Work instructions: The number of lines containing the word "arrow" is all you should give; count them in the records below.

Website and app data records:
=== Begin Enclosure ===

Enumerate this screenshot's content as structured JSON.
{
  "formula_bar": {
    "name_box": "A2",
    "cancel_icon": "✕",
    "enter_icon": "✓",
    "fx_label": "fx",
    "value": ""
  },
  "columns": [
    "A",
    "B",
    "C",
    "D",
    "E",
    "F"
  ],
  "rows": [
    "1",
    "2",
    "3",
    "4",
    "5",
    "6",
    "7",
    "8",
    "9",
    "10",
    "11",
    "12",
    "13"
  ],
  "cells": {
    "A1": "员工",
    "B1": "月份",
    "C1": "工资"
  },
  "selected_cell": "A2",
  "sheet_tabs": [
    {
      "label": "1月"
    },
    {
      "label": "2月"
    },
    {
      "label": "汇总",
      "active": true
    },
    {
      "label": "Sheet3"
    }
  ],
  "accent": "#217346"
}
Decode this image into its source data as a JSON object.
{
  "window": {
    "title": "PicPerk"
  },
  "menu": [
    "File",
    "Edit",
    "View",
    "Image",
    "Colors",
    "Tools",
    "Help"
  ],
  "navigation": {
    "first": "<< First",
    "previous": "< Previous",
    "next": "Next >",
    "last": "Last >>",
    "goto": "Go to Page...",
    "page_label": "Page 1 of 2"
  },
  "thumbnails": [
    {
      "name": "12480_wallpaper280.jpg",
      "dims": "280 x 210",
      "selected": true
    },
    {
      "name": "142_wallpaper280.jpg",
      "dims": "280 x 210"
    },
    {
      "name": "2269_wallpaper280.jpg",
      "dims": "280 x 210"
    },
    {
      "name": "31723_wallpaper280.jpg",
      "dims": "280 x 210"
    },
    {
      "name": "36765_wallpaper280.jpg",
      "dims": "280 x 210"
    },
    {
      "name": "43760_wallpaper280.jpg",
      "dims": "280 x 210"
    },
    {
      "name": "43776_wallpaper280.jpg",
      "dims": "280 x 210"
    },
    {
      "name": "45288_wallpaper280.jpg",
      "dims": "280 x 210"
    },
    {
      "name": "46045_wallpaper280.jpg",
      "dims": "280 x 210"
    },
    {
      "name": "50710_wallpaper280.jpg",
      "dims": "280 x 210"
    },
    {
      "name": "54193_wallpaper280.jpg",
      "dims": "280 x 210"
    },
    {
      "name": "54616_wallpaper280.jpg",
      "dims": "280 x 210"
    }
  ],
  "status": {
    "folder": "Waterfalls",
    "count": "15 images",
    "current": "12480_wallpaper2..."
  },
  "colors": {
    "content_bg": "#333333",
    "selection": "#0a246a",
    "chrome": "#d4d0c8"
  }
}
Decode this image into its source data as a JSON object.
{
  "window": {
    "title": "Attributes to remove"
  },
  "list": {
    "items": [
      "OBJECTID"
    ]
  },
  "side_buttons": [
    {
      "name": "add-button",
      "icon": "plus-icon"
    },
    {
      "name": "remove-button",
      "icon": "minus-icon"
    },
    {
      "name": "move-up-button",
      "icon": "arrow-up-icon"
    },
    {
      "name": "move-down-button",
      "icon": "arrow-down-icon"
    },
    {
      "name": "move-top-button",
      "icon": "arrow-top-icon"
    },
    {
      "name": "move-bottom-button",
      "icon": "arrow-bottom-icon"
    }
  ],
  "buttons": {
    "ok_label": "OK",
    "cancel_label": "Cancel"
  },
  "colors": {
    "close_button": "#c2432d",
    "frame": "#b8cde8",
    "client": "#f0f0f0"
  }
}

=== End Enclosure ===

Written reply: 4